2007 - Sincerely Sire Newsletter
dog food, vet bills, and doggie toys, Finn, our now full-grown
20-pounds-of-JAWS Boston terrier has cost me five grand. I’m not kidding
and I’m not exaggerating.
14-foot by 12-foot custom area rugs—I don’t have to tell you how she
destroyed those—and one TV repair—remember she ate it—later, I
figured I was finally done with Finn miscellaneous
expenses. But that was before she ate the corner of our custom-made,
chewed sofa didn’t bother me that much, but it did bother Roe—much. I
tried to convince her to just let it be, and that worked for a while, but
this dog—I’m talking about Finn…let’s not make things worse than
they already are—she is always on the sofa, shedding shedding shedding
her little black hairs all over everywhere, and I do mean everywhere.
Yesterday I opened a brand new tube of toothpaste, squeezed some on to my
toothbrush, and there to my amazement, embedded in the tartar-resistant
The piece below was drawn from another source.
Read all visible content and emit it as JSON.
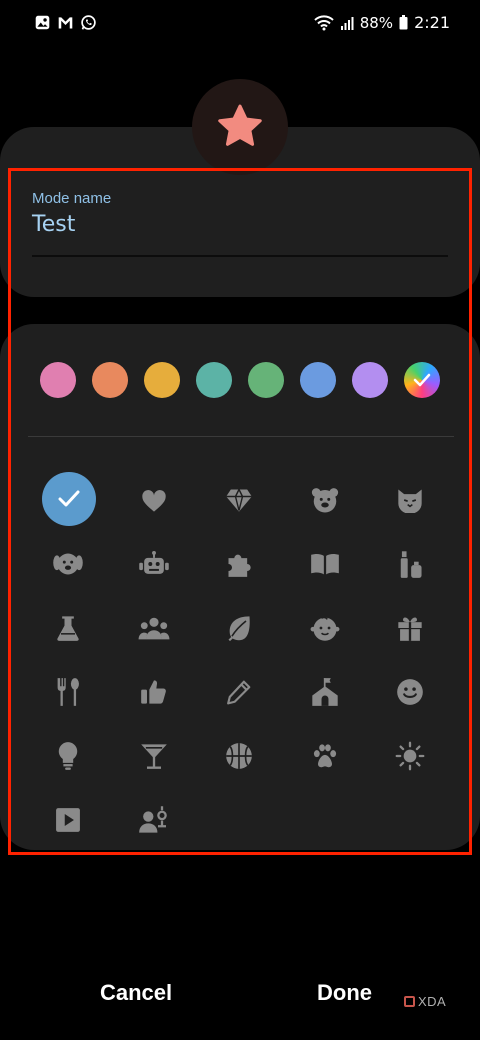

white paste was one of Finn’s shiny black hairs. How does she do that?
in addition to the hair, she drags in mud from the patio when she comes in
through her doggy door and jumps on the sofa with one of her many buried
rawhide bones—she loves rawhide bones. And then to top things off she
gets little scratches on her paws and frequently spots our light beige
sofa with rich red blood. And since this is a fabric sofa, it can’t
really be wiped clean, so, this means once a week Roe is removing all the
covers from the entire sofa and washing and drying everything and putting
them back on the sofa. Week after week after week.
I guess she must have gotten tired of doing it, because she came home a
few weeks ago and told me she had purchased a new leather sofa.
of course, she didn’t just come right out and tell me she had bought a
new sofa. No, she went through her normal process of obfuscation by first
picking a fight with me over something minor, putting me solidly on the
defensive, and then casually, as an add-on, mentioning that she had,
“Oh, by the way,” just purchased a new sofa for the family room.
new sofa?” I said. “You didn’t take me with you? How much did it
honey, how much did it cost? You’re making me nervous. How much?”
won’t even be here for a couple of weeks.”
thousand two hundred dollars.”
thousand two hundred dollars? Three thousand two hundred dollars! What
does it look like? How do you know I will like it? I can’t believe you
bought a sofa, the place where we spend most of our lives without seeing
if I liked it first. I just can’t believe you would do that.”
like it,” she said.
you get your money back?”
that’s just great,” I said. “I guess I better like it. You know
I’m really upset that you would go out and buy something as expensive as
that, something as important as that, without having me involved. How
could you do that? That’s why you picked that whole fight with me just
now, isn’t it? Because you were nervous about telling me about the sofa?
confronted directly in this manner, Roe has a way of becoming instantly
translucent. The eyes move so far up into her forehead I find myself
looking at two egg whites. She just isn’t there anymore. I don’t know
where she goes, I just know it’s far away—South Coast Plaza
maybe—and that the noise coming
out of my mouth islanding on left ears.
so, it was with great anticipation that I awaited our new sofa, knowing
that we couldn’t get our money back and that although I had never seen
it, Roe had assured me that, “I
would like it.”
it arrived, and I don’t—like it. The first thing I noticed was that
the L-shaped sofa was about a foot and a half shorter one way and about a
foot shorter the other way, than our old one. It also wasn’t as deep as
our other sofa. It looked like a sofa for midgets. The arm rests are too
high and the cushions in the back bump into my head when I lean back and
they’re too soft. I hate it.
now what am I supposed to do? I can’t get my money back, I’m stuck
with Roe—I’ve gotten almost
as attached to her over the past thirty-two years as the old sofa—and we
gave the old couch away to the cleaning lady. Hum, I wonder if she’d
take this new leather sofa and bring the old one back. It’s an option.
Maybe I could surprise Roe!
one good thing is that the new sofa is leather and it can easily be
cleaned with one or two swipes of a damp cloth. Roe will like that. It
will make her happy.
guess the only thing I can do is learn to love it, in spite of its many
drawbacks, soft cushions, and high cost—just like Roe. I can do that.
just hope Finn is able to discern the difference between rawhide and
genuine leather, otherwise I’ll come home one day and find our sofa
buried in the garden…in which case, soon to be joined by Finn.
Back to Archives
Back to Home Page